  2. Robert J. Barro, 2013. "Inflation and Economic Growth," Annals of Economics and Finance, Society for AEF, vol. 14(1), pages 121-144, May.
  3. Prescott, Edward C, 1998. "Needed: A Theory of Total Factor Productivity," International Economic Review, Department of Economics, University of Pennsylvania and Osaka University Institute of Social and Economic Research Association, vol. 39(3), pages 525-51, August.
  4. Ciccone, Antonio & Hall, Robert E, 1996. "Productivity and the Density of Economic Activity," American Economic Review, American Economic Association, vol. 86(1), pages 54-70, March.
  5. Kiminiori Matsuyama, 1994. "Complementaries and Cumulative Processes In Models of Monopolistic Competition," Discussion Papers 1106, Northwestern University, Center for Mathematical Studies in Economics and Management Science.
  6. TULKENS, Henry, 2007. "Ranking universities: How to take better account of diversity," CORE Discussion Papers 2007042, Université catholique de Louvain, Center for Operations Research and Econometrics (CORE).
  7. Trefler, Daniel, 1995. "The Case of the Missing Trade and Other Mysteries," American Economic Review, American Economic Association, vol. 85(5), pages 1029-46, December.
  8. Benhabib, Jess & Spiegel, Mark M., 1994. "The role of human capital in economic development evidence from aggregate cross-country data," Journal of Monetary Economics, Elsevier, vol. 34(2), pages 143-173, October.
  9. Santos Silva, J.M.C & Tenreyro, Silvana, 2005. "The Log of Gravity," CEPR Discussion Papers 5311, C.E.P.R. Discussion Papers.
  10. Jaffe, Adam B & Trajtenberg, Manuel & Henderson, Rebecca, 1993. "Geographic Localization of Knowledge Spillovers as Evidenced by Patent Citations," The Quarterly Journal of Economics, MIT Press, vol. 108(3), pages 577-98, August.
  11. Philippe Aghion & Mathias Dewatripont & Caroline Hoxby & Andreu Mas-Colell & André Sapir, 2008. "Why reform Europe's universities," ULB Institutional Repository 2013/101651, ULB -- Universite Libre de Bruxelles.
  12. Giovanni Peri, 2005. "Determinants of Knowledge Flows and Their Effect on Innovation," The Review of Economics and Statistics, MIT Press, vol. 87(2), pages 308-322, May.
Full references (including those not matched with items on IDEAS)

This item is not listed on Wikipedia, on a reading list or among the top items on IDEAS.

When requesting a correction, please mention this item's handle: RePEc:cai:reldbu:rel_774_0005. See general information about how to correct material in RePEc.

For technical questions regarding this item, or to correct its authors, title, abstract, bibliographic or download information, contact: (Jean-Baptiste de Vathaire)

If you have authored this item and are not yet registered with RePEc, we encourage you to do it here.
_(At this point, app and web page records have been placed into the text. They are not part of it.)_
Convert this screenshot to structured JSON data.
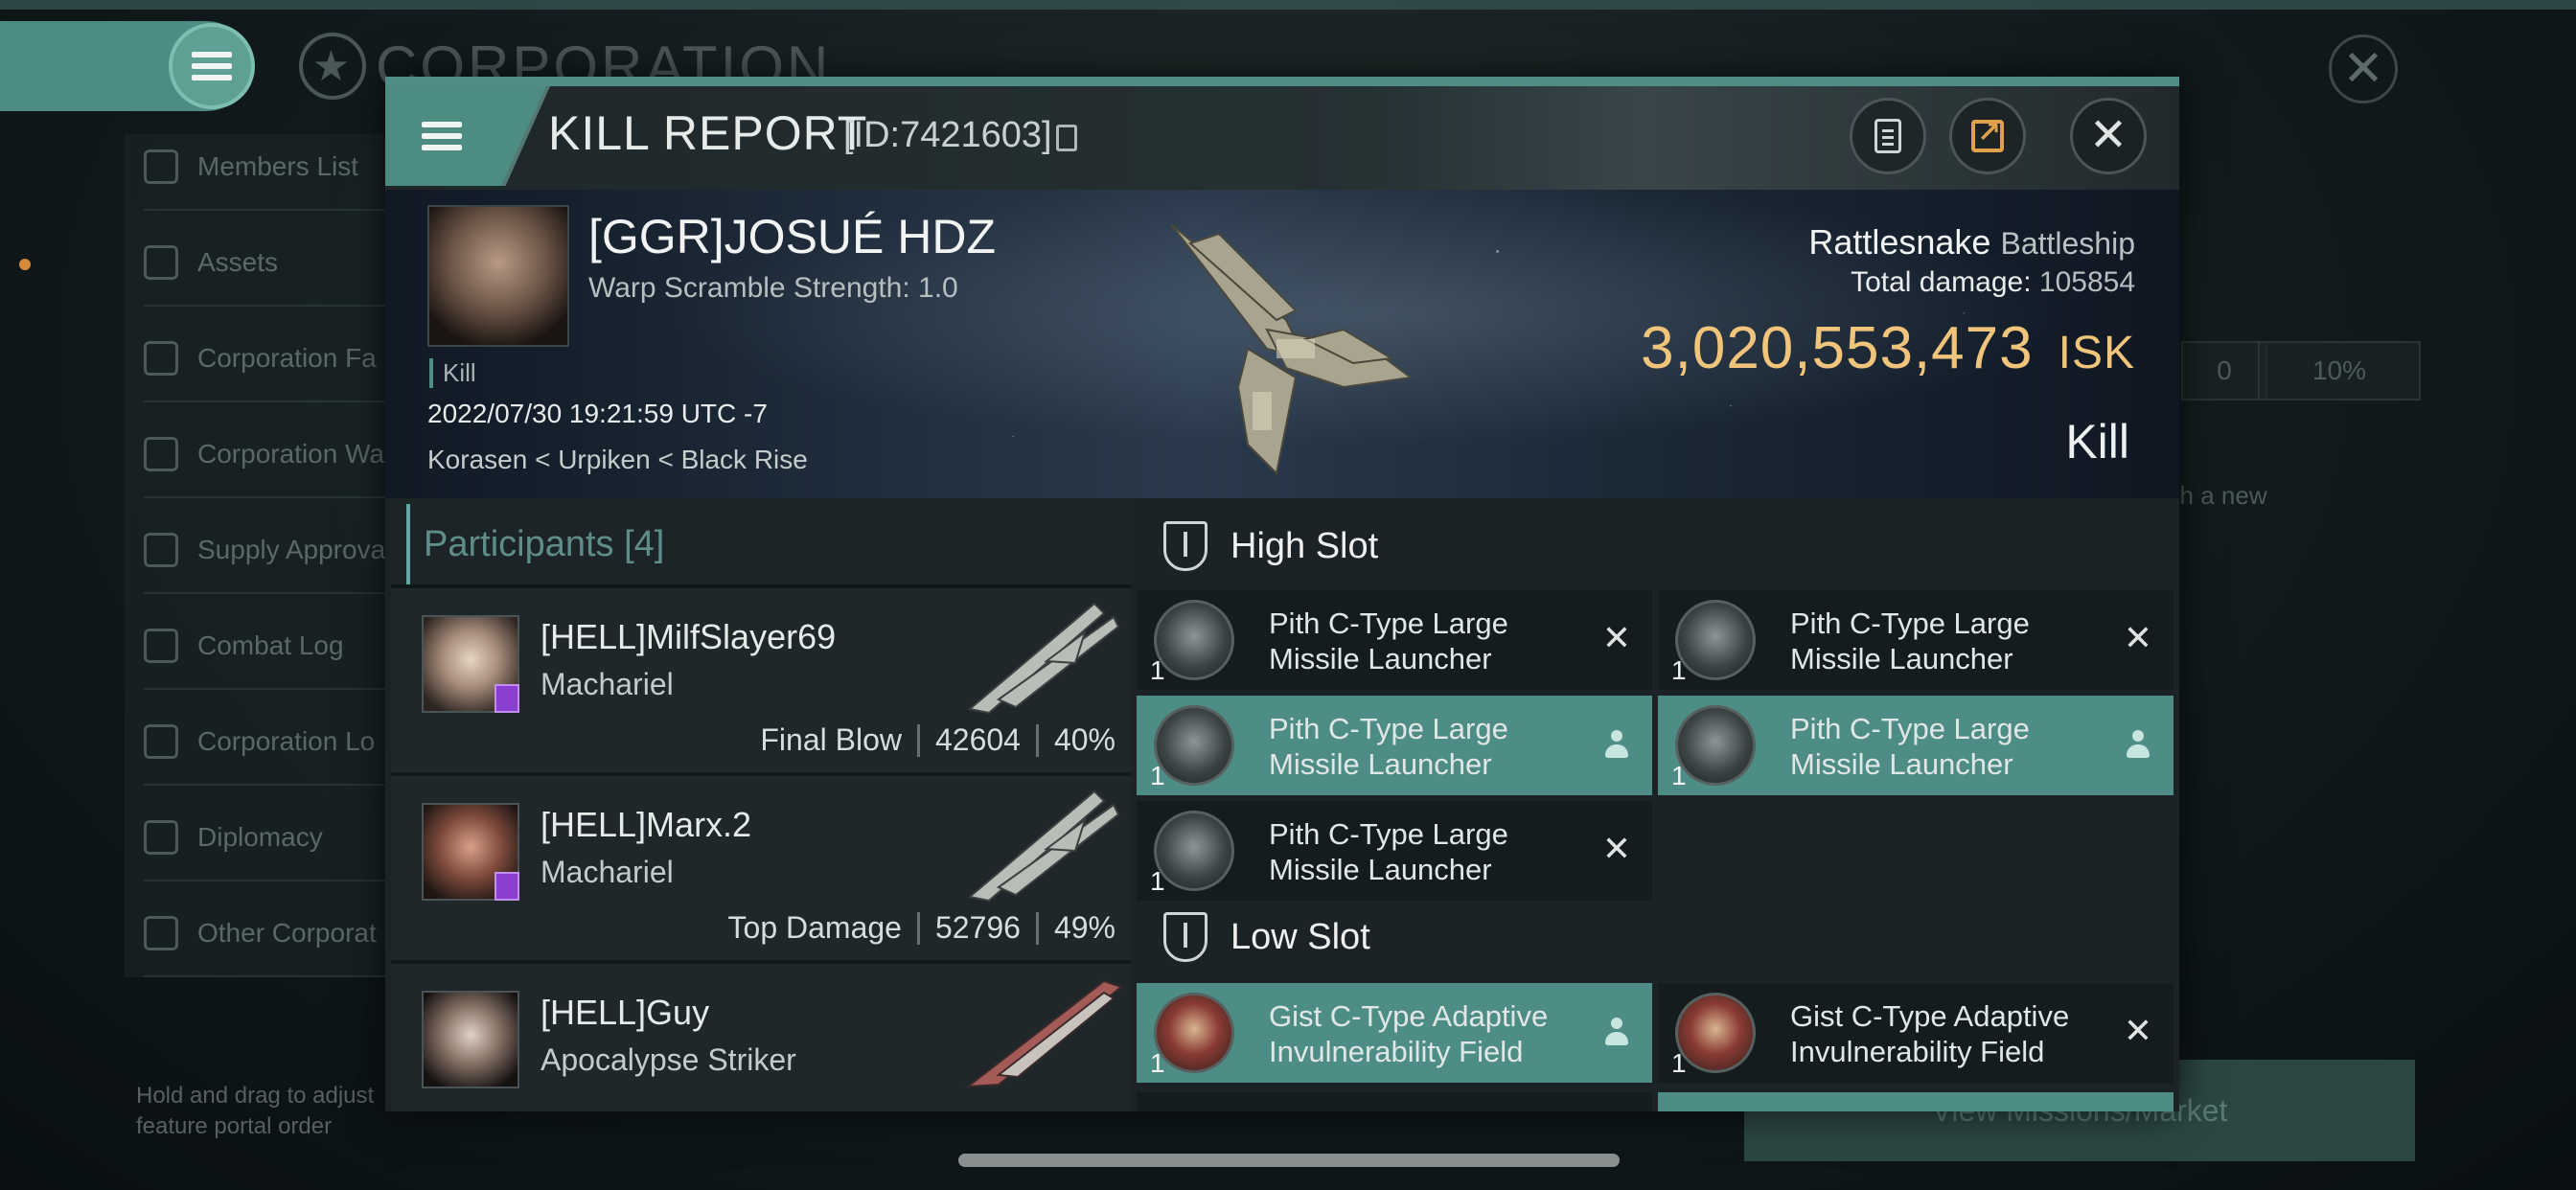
{
  "background": {
    "corporation_title": "CORPORATION",
    "sidebar_items": [
      {
        "label": "Members List",
        "icon": "members-icon"
      },
      {
        "label": "Assets",
        "icon": "assets-icon"
      },
      {
        "label": "Corporation Fa",
        "icon": "facilities-icon"
      },
      {
        "label": "Corporation Wa",
        "icon": "wallet-icon"
      },
      {
        "label": "Supply Approva",
        "icon": "supply-icon"
      },
      {
        "label": "Combat Log",
        "icon": "combat-log-icon"
      },
      {
        "label": "Corporation Lo",
        "icon": "corp-log-icon"
      },
      {
        "label": "Diplomacy",
        "icon": "diplomacy-icon"
      },
      {
        "label": "Other Corporat",
        "icon": "other-corp-icon"
      }
    ],
    "hint_line1": "Hold and drag to adjust",
    "hint_line2": "feature portal order",
    "right_value1": "0",
    "right_value2": "10%",
    "right_text": "lish a new",
    "missions_button": "View Missions/Market"
  },
  "dialog": {
    "title": "KILL REPORT",
    "id_text": "[ID:7421603]",
    "victim": {
      "name": "[GGR]JOSUÉ HDZ",
      "warp": "Warp Scramble Strength: 1.0",
      "tag": "Kill",
      "datetime": "2022/07/30 19:21:59 UTC -7",
      "location": "Korasen < Urpiken < Black Rise",
      "ship": "Rattlesnake",
      "ship_class": "Battleship",
      "total_damage_label": "Total damage:",
      "total_damage": "105854",
      "isk_value": "3,020,553,473",
      "isk_unit": "ISK",
      "result": "Kill"
    },
    "participants": {
      "label": "Participants",
      "count": "[4]",
      "rows": [
        {
          "name": "[HELL]MilfSlayer69",
          "ship": "Machariel",
          "role": "Final Blow",
          "damage": "42604",
          "percent": "40%"
        },
        {
          "name": "[HELL]Marx.2",
          "ship": "Machariel",
          "role": "Top Damage",
          "damage": "52796",
          "percent": "49%"
        },
        {
          "name": "[HELL]Guy",
          "ship": "Apocalypse Striker",
          "role": "",
          "damage": "",
          "percent": ""
        }
      ]
    },
    "high_slot": {
      "label": "High Slot",
      "modules": [
        {
          "name": "Pith C-Type Large Missile Launcher",
          "qty": "1",
          "state": "destroyed"
        },
        {
          "name": "Pith C-Type Large Missile Launcher",
          "qty": "1",
          "state": "destroyed"
        },
        {
          "name": "Pith C-Type Large Missile Launcher",
          "qty": "1",
          "state": "dropped"
        },
        {
          "name": "Pith C-Type Large Missile Launcher",
          "qty": "1",
          "state": "dropped"
        },
        {
          "name": "Pith C-Type Large Missile Launcher",
          "qty": "1",
          "state": "destroyed"
        }
      ]
    },
    "low_slot": {
      "label": "Low Slot",
      "modules": [
        {
          "name": "Gist C-Type Adaptive Invulnerability Field",
          "qty": "1",
          "state": "dropped"
        },
        {
          "name": "Gist C-Type Adaptive Invulnerability Field",
          "qty": "1",
          "state": "destroyed"
        }
      ]
    }
  }
}
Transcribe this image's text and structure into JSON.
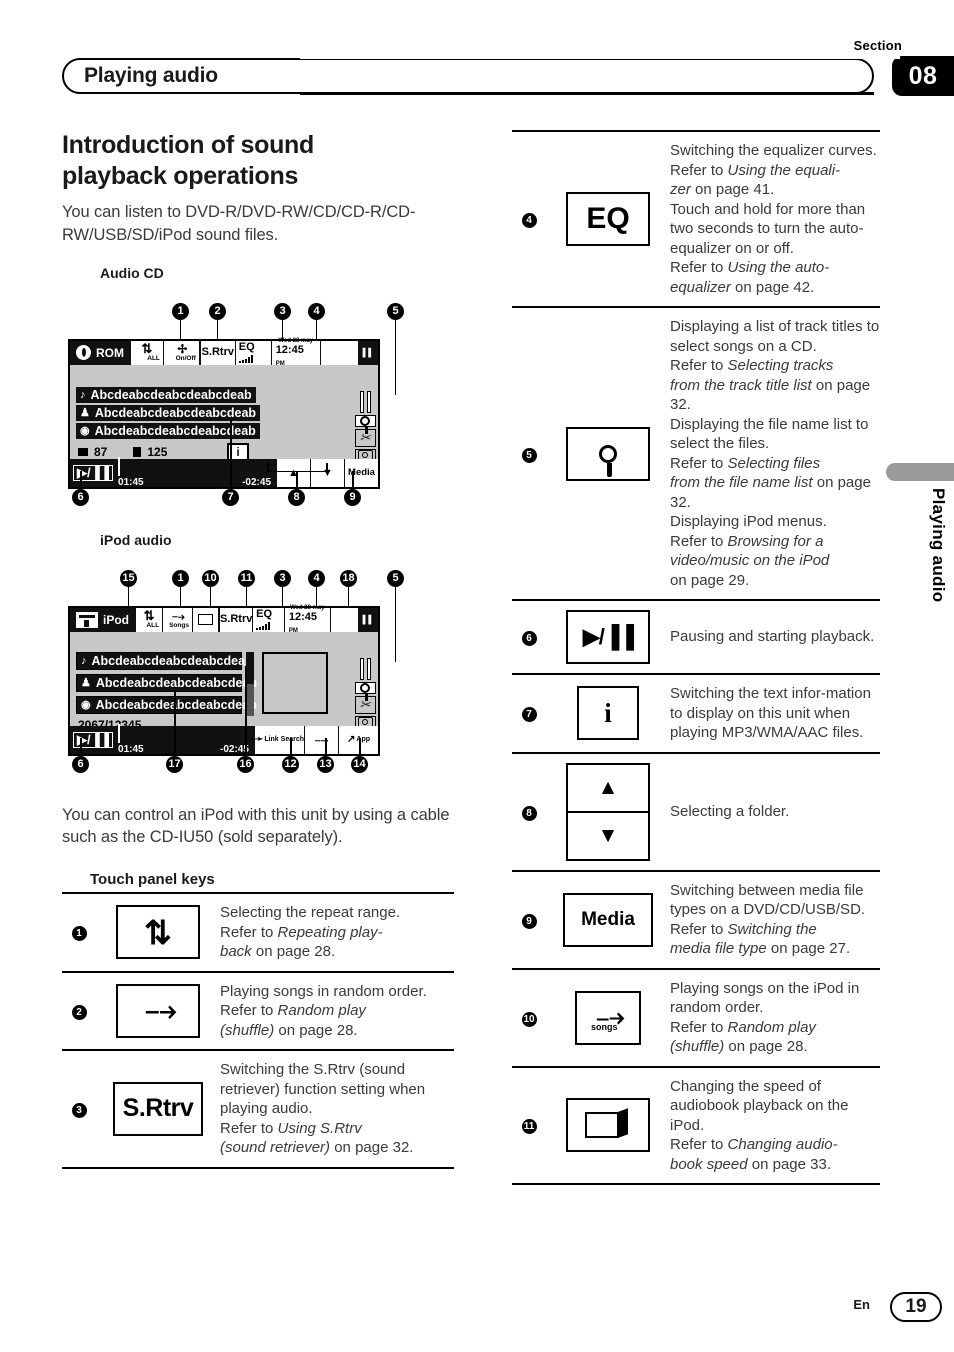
{
  "header": {
    "section_word": "Section",
    "section_number": "08",
    "title": "Playing audio"
  },
  "side_tab_text": "Playing audio",
  "footer": {
    "lang": "En",
    "page": "19"
  },
  "main": {
    "heading_line1": "Introduction of sound",
    "heading_line2": "playback operations",
    "intro": "You can listen to DVD-R/DVD-RW/CD/CD-R/CD-RW/USB/SD/iPod sound files.",
    "audio_cd_label": "Audio CD",
    "ipod_label": "iPod audio",
    "ipod_note": "You can control an iPod with this unit by using a cable such as the CD-IU50 (sold separately).",
    "touch_panel_heading": "Touch panel keys"
  },
  "audio_cd_screen": {
    "source": "ROM",
    "repeat_label": "ALL",
    "shuffle_label": "On/Off",
    "srtrv": "S.Rtrv",
    "eq": "EQ",
    "clock_date": "Wed 28 may",
    "clock_time": "12:45",
    "clock_ampm": "PM",
    "rows": [
      "Abcdeabcdeabcdeabcdeab",
      "Abcdeabcdeabcdeabcdeab",
      "Abcdeabcdeabcdeabcdeab"
    ],
    "folder_count": "87",
    "file_count": "125",
    "info_key": "i",
    "elapsed": "01:45",
    "remain": "-02:45",
    "playpause": "▶/▐▐",
    "up": "▲",
    "down": "▼",
    "media": "Media",
    "callouts": [
      "1",
      "2",
      "3",
      "4",
      "5",
      "6",
      "7",
      "8",
      "9"
    ]
  },
  "ipod_screen": {
    "source": "iPod",
    "repeat_label": "ALL",
    "shuffle_label": "Songs",
    "srtrv": "S.Rtrv",
    "eq": "EQ",
    "clock_date": "Wed 28 may",
    "clock_time": "12:45",
    "clock_ampm": "PM",
    "rows": [
      "Abcdeabcdeabcdeabcdeab",
      "Abcdeabcdeabcdeabcdeab",
      "Abcdeabcdeabcdeabcdeab"
    ],
    "track_counter": "2067/12345",
    "elapsed": "01:45",
    "remain": "-02:45",
    "playpause": "▶/▐▐",
    "link_search": "Link Search",
    "app": "App",
    "callouts": [
      "15",
      "1",
      "10",
      "11",
      "3",
      "4",
      "18",
      "5",
      "6",
      "17",
      "16",
      "12",
      "13",
      "14"
    ]
  },
  "keys_left": [
    {
      "num": "1",
      "icon": "repeat-icon",
      "icon_text": "",
      "lines": [
        {
          "t": "Selecting the repeat range."
        },
        {
          "t": "Refer to "
        },
        {
          "t": "Repeating play-back",
          "i": true
        },
        {
          "t": " on page 28."
        }
      ],
      "desc_html": "Selecting the repeat range.<br>Refer to <em>Repeating play-<br>back</em> on page 28."
    },
    {
      "num": "2",
      "icon": "shuffle-icon",
      "desc_html": "Playing songs in random order.<br>Refer to <em>Random play<br>(shuffle)</em> on page 28."
    },
    {
      "num": "3",
      "icon": "srtrv-label",
      "icon_text": "S.Rtrv",
      "desc_html": "Switching the S.Rtrv (sound retriever) function setting when playing audio.<br>Refer to <em>Using S.Rtrv<br>(sound retriever)</em> on page 32."
    }
  ],
  "keys_right": [
    {
      "num": "4",
      "icon": "eq-label",
      "icon_text": "EQ",
      "desc_html": "Switching the equalizer curves.<br>Refer to <em>Using the equali-<br>zer</em> on page 41.<br>Touch and hold for more than two seconds to turn the auto-equalizer on or off.<br>Refer to <em>Using the auto-<br>equalizer</em> on page 42."
    },
    {
      "num": "5",
      "icon": "magnifier-icon",
      "desc_html": "Displaying a list of track titles to select songs on a CD.<br>Refer to <em>Selecting tracks<br>from the track title list</em> on page 32.<br>Displaying the file name list to select the files.<br>Refer to <em>Selecting files<br>from the file name list</em> on page 32.<br>Displaying iPod menus.<br>Refer to <em>Browsing for a<br>video/music on the iPod</em><br>on page 29."
    },
    {
      "num": "6",
      "icon": "play-pause-icon",
      "icon_text": "▶/▐▐",
      "desc_html": "Pausing and starting playback."
    },
    {
      "num": "7",
      "icon": "info-icon",
      "icon_text": "i",
      "desc_html": "Switching the text infor-mation to display on this unit when playing MP3/WMA/AAC files."
    },
    {
      "num": "8",
      "icon": "up-down-arrows-icon",
      "desc_html": "Selecting a folder."
    },
    {
      "num": "9",
      "icon": "media-label",
      "icon_text": "Media",
      "desc_html": "Switching between media file types on a DVD/CD/USB/SD.<br>Refer to <em>Switching the<br>media file type</em> on page 27."
    },
    {
      "num": "10",
      "icon": "shuffle-songs-icon",
      "icon_text": "songs",
      "desc_html": "Playing songs on the iPod in random order.<br>Refer to <em>Random play<br>(shuffle)</em> on page 28."
    },
    {
      "num": "11",
      "icon": "audiobook-icon",
      "desc_html": "Changing the speed of audiobook playback on the iPod.<br>Refer to <em>Changing audio-<br>book speed</em> on page 33."
    }
  ]
}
This allows to link your profile to this item. It also allows you to accept potential citations to this item that we are uncertain about.

If references are entirely missing, you can add them using this form.

If the full references list an item that is present in RePEc, but the system did not link to it, you can help with this form.

If you know of missing items citing this one, you can help us creating those links by adding the relevant references in the same way as above, for each refering item. If you are a registered author of this item, you may also want to check the "citations" tab in your profile, as there may be some citations waiting for confirmation.

Please note that corrections may take a couple of weeks to filter through the various RePEc services.

This information is provided to you by IDEAS at the Research Division of the Federal Reserve Bank of St. Louis using RePEc data.